Financial literacy refers to the set of skills and knowledge that allows an individual to make informed and effective decisions with all of their financial resources.

A major barrier to the growth of a sustainable informal sector is a generally inadequate level of financial literacy.

This gap in financial education and practice, largely due to a lack of comprehensive management training, hampers the prosperity of business through a variety of aerse knock-on effects.

It is important that a financial literacy programme should be rolled out for the sector. Improving the financial literacy will have a beneficial flow-on effect to the broader economy, increasing levels of enterprising financial behaviour and greater participation in financial services and markets by confident and informed informal sector players.

Who are the beneficiaries of financial literacy?

Financial literacy can benefit any informal sector player regardless of the trade, size of business or educational background.

The financial literacy skill can assist people in making informed decisions in their day to day operations.

This will then assist them to avoid being short changed by their suppliers, consumers, financial services providers among other stakeholders they deal with.

Financial literacy is a key contributor to improving financial well being. A financial literate entrepreneur is most likely to benefit from financial inclusion, access to suitable financial products, and appropriate consumer protection and financial services regulation which promotes fair and efficient financial markets conduct.

Financially literate informal sector players are more likely to make effective financial decisions and less likely to produce unsuitable products and services for their markets.

Financially literate individuals are likely to save and challenge financial service providers to develop products that truly respond to their needs, and that should have positive effects on both investment levels and economic growth.

These will be able to choose the right savings or investments products for themselves, and avoid being at risk of fraud, if they are more financially literate

How can you improve your

financial literacy?

The dominance of the informal sector in the economy requires that the informal sector players become more financially astute so that there are able to derive value from their businesses.

Given the scarcity for financial resources and the ability to generate and source financing for operational purposes, informal sector players need to acquaint themselves with the language of finance.

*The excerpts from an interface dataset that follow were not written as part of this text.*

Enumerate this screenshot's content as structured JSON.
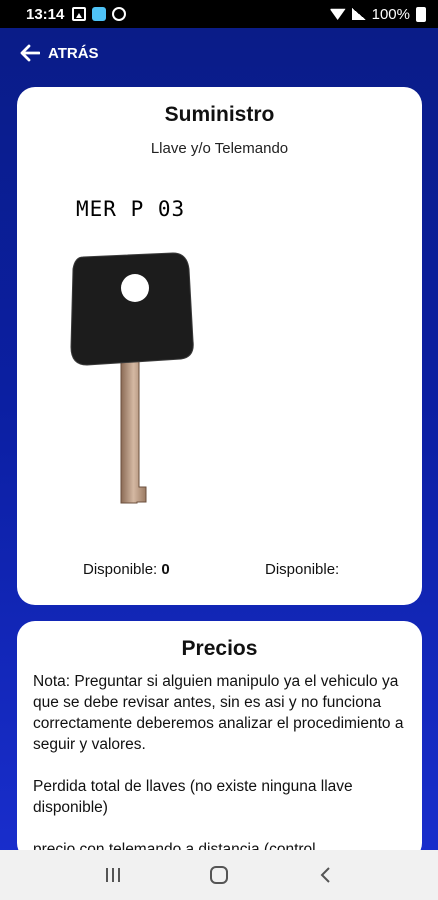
{
  "status_bar": {
    "time": "13:14",
    "battery": "100%"
  },
  "header": {
    "back_label": "ATRÁS"
  },
  "supply_card": {
    "title": "Suministro",
    "subtitle": "Llave y/o Telemando",
    "key_code": "MER P 03",
    "available_1_label": "Disponible:",
    "available_1_value": "0",
    "available_2_label": "Disponible:",
    "available_2_value": ""
  },
  "prices_card": {
    "title": "Precios",
    "note": "Nota: Preguntar si alguien manipulo ya el vehiculo ya que se debe revisar antes, sin es asi y no funciona correctamente deberemos analizar el procedimiento a seguir y valores.",
    "total_loss": "Perdida total de llaves (no existe ninguna llave disponible)",
    "remote_price": "precio con telemando a distancia (control"
  },
  "colors": {
    "background": "#0b1fa2",
    "card": "#ffffff",
    "nav_bar": "#f1f1f1"
  }
}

There are several things that you can do as an informal sector player on a daily basis to increase your financial acumen:

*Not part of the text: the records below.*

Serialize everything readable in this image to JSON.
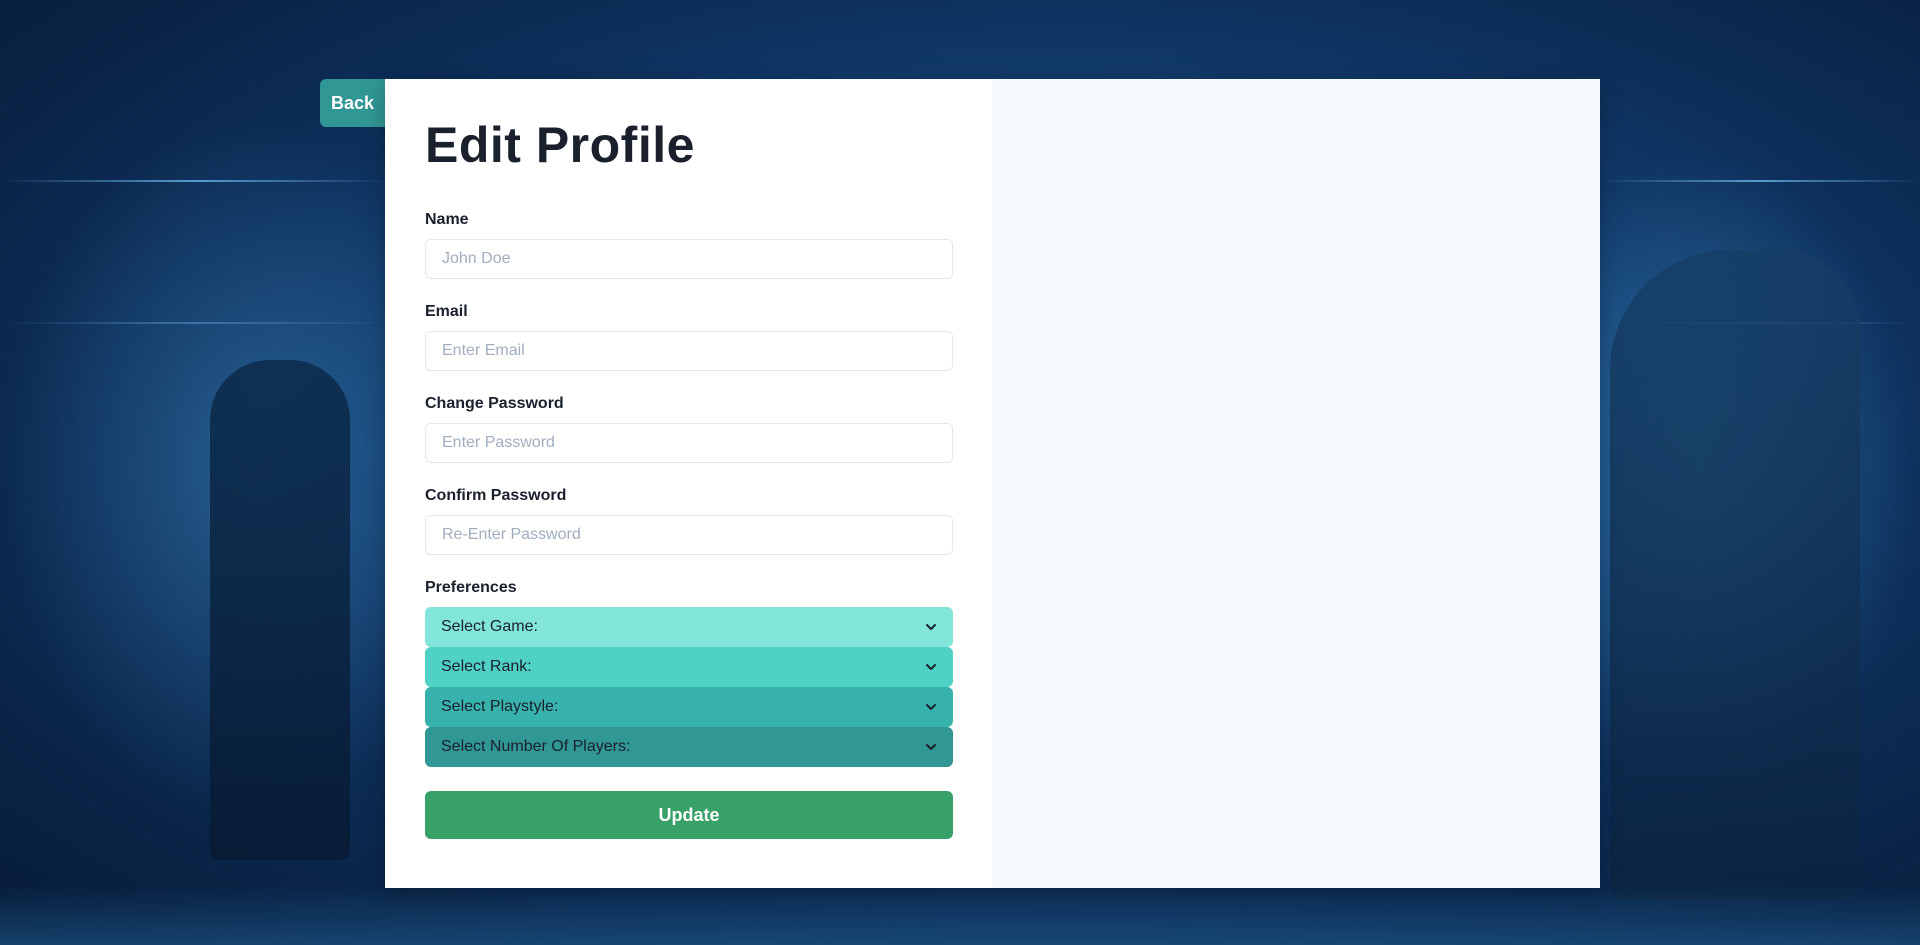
{
  "nav": {
    "back_label": "Back"
  },
  "form": {
    "title": "Edit Profile",
    "fields": [
      {
        "label": "Name",
        "placeholder": "John Doe",
        "value": ""
      },
      {
        "label": "Email",
        "placeholder": "Enter Email",
        "value": ""
      },
      {
        "label": "Change Password",
        "placeholder": "Enter Password",
        "value": ""
      },
      {
        "label": "Confirm Password",
        "placeholder": "Re-Enter Password",
        "value": ""
      }
    ],
    "preferences": {
      "label": "Preferences",
      "selects": [
        {
          "label": "Select Game:",
          "icon": "chevron-down-icon"
        },
        {
          "label": "Select Rank:",
          "icon": "chevron-down-icon"
        },
        {
          "label": "Select Playstyle:",
          "icon": "chevron-down-icon"
        },
        {
          "label": "Select Number Of Players:",
          "icon": "chevron-down-icon"
        }
      ]
    },
    "submit_label": "Update"
  },
  "colors": {
    "back_button": "#319795",
    "select_1": "#81e6d9",
    "select_2": "#4fd1c5",
    "select_3": "#38b2ac",
    "select_4": "#319795",
    "update_button": "#38a169",
    "right_panel": "#f7fafc"
  }
}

Be as informed as you can about your finances. After all, you are the one who is going to have to live with your decisions.

Try to find a financial institution or financial aisor that is knowledgeable, that you can trust, and with whom you can work comfortably. They will not make all your decisions, but they should be able to help you put your situation into perspective and help you evaluate your options.

Try to develop good financial habits. Just paying attention to how you spend your money will probably lead to some ideas about how to save more. Over time, your savings can make a large difference in your future financial lifestyle and the success of your business.

Do the easy things first. Starting to save early for a college education, instituting a direct credit to your account for you pay cheque, and using some form of automatic saving plan will help you accumulate funds. In addition, you will know you are taking positive actions.

Try to develop a financial plan of some sort. It does not have to be complicated or extensive. In fact, you may want to tackle one part of your finances at a time, such as looking at all your insurance needs. Breaking up a financial plan into smaller, workable pieces can make it easier to create.

Research credible sources. Your personal relationship banker or financial aisor could be the great places to start.

What needs to be done?

Efforts to improve financial literacy are soundly grounded in economic terms. Markets work best if participants are fully informed and are able to correctly interpret available information to their aantage.

Put clearly, consumers benefit from improved financial literacy directly by being in a position to make better informed decisions and indirectly by adding to competitive pressures faced by financial product and service providers.

Given the wide variety of ways one can acquire financial knowledge, it is important that the informal sector players strive to acquire financial skills by whatever means available to them.

The power of self-organisation becomes important in financial literacy where the informal sector players are able to pool together their resources and engage competitive institutions to train them in managing their finances.

They would also be able as groups, to subscribe to institutions which provide literature on financial management on a regular basis.

This literature can then be shared among members to understand the current trends in financial management. Informal sector players might end up finding information on potential funders, upcoming financial management training workshops and development in their field of endeavour.

Sanderson Abel is an economist. He writes in his capacity as senior economist for the Bankers Association of Zimbabwe. For your valuable feedback and comments related to this article, he can be contacted on abel@baz.org.zw or on numbers 04-744686 and 0772463008.

Source : The Herald